=== EXERCISE OBJECTIVE ===
Go through the data and retrieve each line that includes the string "сети".

[App and web page records]
*** Begin section ***
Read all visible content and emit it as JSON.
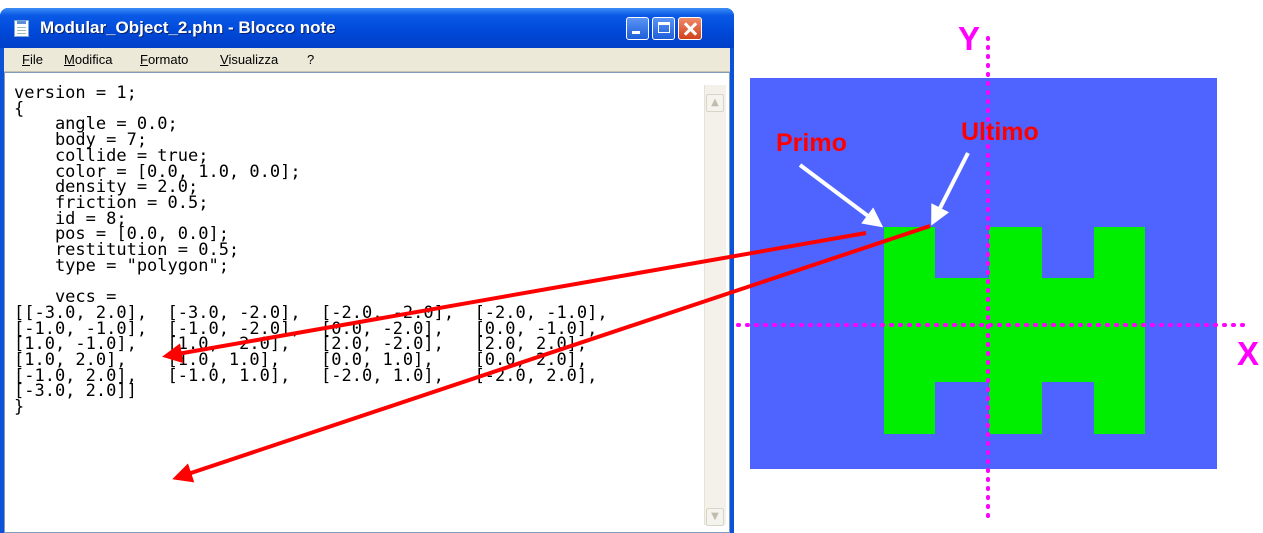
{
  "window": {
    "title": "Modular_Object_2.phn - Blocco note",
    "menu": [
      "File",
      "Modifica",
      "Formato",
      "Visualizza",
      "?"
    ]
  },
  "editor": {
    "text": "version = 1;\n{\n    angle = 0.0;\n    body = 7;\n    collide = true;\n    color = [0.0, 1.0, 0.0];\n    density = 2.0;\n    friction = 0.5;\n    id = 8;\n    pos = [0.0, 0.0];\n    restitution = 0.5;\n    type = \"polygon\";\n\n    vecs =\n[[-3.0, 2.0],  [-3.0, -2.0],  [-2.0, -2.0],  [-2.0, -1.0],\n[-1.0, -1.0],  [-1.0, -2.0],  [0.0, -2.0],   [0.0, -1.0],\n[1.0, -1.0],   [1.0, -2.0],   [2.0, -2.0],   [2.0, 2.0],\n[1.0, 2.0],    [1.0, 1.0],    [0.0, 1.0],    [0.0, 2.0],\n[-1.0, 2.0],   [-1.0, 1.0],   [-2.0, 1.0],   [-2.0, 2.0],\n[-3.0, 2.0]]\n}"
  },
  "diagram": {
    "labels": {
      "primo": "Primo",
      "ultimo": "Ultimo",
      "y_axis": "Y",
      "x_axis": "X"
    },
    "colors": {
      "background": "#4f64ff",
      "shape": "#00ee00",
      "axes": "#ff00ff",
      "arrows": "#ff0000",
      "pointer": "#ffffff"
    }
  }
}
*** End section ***
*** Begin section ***
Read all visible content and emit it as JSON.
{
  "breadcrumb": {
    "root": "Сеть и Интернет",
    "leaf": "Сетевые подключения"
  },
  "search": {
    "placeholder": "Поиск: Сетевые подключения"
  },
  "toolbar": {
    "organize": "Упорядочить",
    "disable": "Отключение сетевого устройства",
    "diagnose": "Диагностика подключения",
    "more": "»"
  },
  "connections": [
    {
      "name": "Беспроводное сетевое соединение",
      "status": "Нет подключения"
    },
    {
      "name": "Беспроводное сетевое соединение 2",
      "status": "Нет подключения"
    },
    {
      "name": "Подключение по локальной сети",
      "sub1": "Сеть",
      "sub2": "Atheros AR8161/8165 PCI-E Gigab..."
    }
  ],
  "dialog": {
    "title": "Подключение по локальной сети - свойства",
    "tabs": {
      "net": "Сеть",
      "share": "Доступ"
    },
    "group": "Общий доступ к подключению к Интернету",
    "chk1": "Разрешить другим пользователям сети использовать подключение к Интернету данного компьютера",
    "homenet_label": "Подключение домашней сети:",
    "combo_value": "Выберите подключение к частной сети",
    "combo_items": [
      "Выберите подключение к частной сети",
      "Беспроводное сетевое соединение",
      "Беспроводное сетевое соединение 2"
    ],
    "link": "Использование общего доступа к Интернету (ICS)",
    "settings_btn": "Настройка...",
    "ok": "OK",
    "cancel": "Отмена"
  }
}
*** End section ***
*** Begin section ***
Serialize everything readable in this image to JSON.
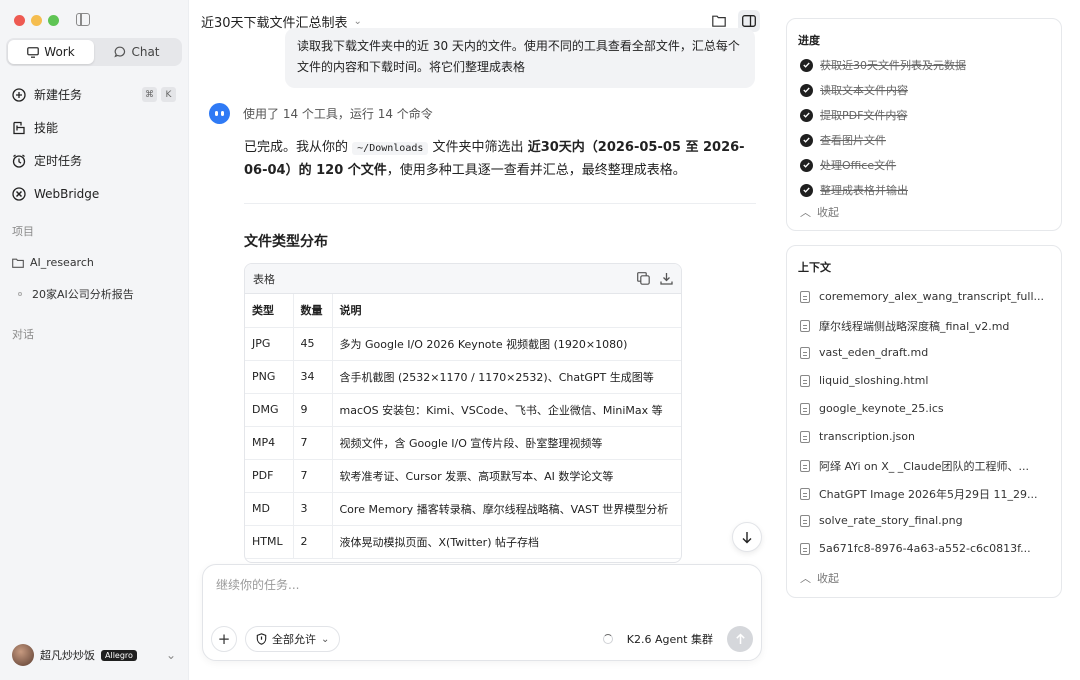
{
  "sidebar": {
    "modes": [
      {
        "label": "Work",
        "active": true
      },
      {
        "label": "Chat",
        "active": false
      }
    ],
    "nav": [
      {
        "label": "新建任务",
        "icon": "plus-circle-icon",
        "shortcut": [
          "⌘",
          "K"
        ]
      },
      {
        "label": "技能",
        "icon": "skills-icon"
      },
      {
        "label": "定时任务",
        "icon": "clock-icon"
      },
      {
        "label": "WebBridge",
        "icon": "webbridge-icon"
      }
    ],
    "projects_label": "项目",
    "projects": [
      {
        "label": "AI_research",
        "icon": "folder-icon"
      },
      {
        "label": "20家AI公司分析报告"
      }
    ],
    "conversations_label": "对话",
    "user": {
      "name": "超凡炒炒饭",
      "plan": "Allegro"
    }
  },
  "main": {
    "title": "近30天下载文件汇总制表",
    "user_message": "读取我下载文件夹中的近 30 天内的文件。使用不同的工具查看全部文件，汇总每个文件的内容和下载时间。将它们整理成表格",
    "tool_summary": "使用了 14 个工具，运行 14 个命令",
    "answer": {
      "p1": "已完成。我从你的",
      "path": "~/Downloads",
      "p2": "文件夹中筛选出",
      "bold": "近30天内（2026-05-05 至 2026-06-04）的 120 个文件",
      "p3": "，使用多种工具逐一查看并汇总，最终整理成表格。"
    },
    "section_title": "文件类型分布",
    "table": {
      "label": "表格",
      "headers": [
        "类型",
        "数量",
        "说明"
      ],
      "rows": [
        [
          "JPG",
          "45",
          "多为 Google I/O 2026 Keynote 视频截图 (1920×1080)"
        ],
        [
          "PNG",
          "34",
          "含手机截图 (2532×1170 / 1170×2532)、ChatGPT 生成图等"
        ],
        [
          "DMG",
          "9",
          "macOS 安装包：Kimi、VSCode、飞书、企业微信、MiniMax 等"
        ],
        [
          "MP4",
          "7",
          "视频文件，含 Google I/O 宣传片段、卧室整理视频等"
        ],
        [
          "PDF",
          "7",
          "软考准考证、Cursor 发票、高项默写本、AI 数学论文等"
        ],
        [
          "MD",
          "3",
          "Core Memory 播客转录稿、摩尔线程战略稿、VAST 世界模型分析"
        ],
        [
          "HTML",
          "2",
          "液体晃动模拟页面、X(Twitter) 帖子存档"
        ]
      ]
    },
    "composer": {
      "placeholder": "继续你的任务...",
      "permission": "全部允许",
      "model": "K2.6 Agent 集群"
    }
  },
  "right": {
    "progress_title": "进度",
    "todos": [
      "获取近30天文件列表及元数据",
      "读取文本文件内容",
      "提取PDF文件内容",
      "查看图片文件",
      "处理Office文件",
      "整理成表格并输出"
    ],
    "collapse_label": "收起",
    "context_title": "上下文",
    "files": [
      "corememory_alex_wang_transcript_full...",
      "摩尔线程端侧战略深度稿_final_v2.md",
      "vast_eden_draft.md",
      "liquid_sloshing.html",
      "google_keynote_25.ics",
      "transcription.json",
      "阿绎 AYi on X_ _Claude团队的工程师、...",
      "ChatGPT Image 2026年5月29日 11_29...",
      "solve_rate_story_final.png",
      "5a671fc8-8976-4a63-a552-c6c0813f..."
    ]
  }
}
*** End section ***
=== RESPONSE TO THE EXERCISE ===
      "name": "Подключение по локальной сети",
    "title": "Подключение по локальной сети - свойства",
    "chk1": "Разрешить другим пользователям сети использовать подключение к Интернету данного компьютера",
    "homenet_label": "Подключение домашней сети:",
    "combo_value": "Выберите подключение к частной сети",
      "Выберите подключение к частной сети",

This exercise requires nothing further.